Saturday, August 22, 2009

printing on tracing paper

I've recently started printing photos on tracing paper. When the initial attempts failed to produce strong enough blacks I started to add layers of tracing paper prints to give the desired density. The transparency/translucency effect left me wondering how to advance the image making process. At first I cut away portions of the underlying image. Next I began coloring the images from behind. Each of these didn't seem quite right somehow.

After processing about 50 prints I was content to let the images be themselves. But then a chance encounter with an automobile roadmap gave me the next idea of adding a map layer to the image. In the example above the map is a lunar map of suggested landing sites. Click the images to enlarge.

Friday, August 21, 2009

Tuesday, August 11, 2009

People Pictures

(click photo to view large)

Back before pixels formed images there existed photographers who marshalled the assembled mass of military bodies, religious groups and others into human pixel-like formations as incredible as any in the history of photography. The studio of Mole & Thomas concocted photos with names such as The Living Uncle Sam, The Human American Eagle, or The Human Statue of Liberty that were the combined efforts of the photographers and the thousands of men in uniform that were required to render these images.

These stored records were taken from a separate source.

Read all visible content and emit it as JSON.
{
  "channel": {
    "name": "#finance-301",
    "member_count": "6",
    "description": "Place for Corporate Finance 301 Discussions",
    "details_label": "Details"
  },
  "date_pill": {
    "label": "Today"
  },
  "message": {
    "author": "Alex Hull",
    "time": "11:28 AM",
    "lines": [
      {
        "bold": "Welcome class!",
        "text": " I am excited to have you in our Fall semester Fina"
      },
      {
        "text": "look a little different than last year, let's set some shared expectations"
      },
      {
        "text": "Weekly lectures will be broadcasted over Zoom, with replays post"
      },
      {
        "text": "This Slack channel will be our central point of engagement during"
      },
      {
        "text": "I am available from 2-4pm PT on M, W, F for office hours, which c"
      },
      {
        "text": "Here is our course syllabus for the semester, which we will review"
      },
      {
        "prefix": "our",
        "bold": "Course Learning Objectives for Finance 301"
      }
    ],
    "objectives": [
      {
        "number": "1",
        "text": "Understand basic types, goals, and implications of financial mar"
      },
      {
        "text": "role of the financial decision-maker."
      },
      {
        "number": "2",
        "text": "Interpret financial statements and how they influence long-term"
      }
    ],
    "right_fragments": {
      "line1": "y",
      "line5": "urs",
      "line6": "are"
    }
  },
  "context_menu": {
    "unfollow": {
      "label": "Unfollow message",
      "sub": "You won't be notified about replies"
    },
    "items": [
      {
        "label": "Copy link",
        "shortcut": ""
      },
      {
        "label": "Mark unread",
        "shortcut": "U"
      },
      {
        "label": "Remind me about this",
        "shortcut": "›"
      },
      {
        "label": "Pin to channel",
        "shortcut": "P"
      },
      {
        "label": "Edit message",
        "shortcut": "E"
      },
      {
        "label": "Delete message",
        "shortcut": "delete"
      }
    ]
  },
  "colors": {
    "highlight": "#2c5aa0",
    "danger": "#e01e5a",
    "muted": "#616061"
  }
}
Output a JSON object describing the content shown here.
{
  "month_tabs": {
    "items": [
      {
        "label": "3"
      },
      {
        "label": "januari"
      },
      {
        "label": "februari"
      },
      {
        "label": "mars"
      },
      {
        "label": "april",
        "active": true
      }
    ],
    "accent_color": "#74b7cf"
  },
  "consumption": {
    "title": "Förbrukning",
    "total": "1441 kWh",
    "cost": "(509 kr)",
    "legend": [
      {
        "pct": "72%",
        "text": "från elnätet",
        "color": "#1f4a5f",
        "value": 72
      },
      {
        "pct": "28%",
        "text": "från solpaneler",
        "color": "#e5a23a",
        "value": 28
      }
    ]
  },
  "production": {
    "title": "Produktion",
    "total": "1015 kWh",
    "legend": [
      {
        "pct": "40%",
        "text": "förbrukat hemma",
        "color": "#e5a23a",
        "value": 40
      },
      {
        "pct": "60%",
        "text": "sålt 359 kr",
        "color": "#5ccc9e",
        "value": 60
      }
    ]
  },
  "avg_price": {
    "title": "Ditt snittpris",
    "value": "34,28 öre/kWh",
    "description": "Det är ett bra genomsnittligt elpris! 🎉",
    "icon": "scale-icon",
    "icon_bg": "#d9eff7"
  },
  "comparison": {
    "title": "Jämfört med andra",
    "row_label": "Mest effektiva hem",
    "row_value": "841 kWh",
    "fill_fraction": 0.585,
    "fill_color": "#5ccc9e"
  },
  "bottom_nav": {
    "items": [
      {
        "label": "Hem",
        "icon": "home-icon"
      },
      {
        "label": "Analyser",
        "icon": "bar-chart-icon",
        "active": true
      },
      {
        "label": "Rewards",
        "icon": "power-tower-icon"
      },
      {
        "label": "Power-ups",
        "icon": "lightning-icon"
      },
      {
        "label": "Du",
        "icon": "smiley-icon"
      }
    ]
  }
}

It is emblematic of a big vision, skillful execution and human patience seldom known today.

The Carl Hammer Gallery in Chicago has several Mole & Thomas images in their inventory. This website gives you an idea of the distortion required to achieve a believable effect with 10,000 to 30,000 people.

According to Cabinet Magazine Arthur Mole's family came to the United States from England to follow the religious teachings of Dr. John Alexander Dowie a Christian utopian who had established a large church as well as the city of Zion, Illinois. The church's choir director John Thomas was enlisted to help Mole with some of his early formations using the church choir. The pair then teamed up to produce succeeding images.

Mole and Thomas began by tracing the image they wanted to produce on the ground glass of an 11x14 view camera. According to Cabinet Magazine "Using a megaphone, body language, and a long pole with a white flag tied to the end to point to the more remote areas where the bulk of the troops had to be stationed, Mole would then position his helpers on the field as they nailed the pattern to the ground with miles of lace edging. In this way, Mole also figured out the exact number of troops required." The photos often took a week or more to complete.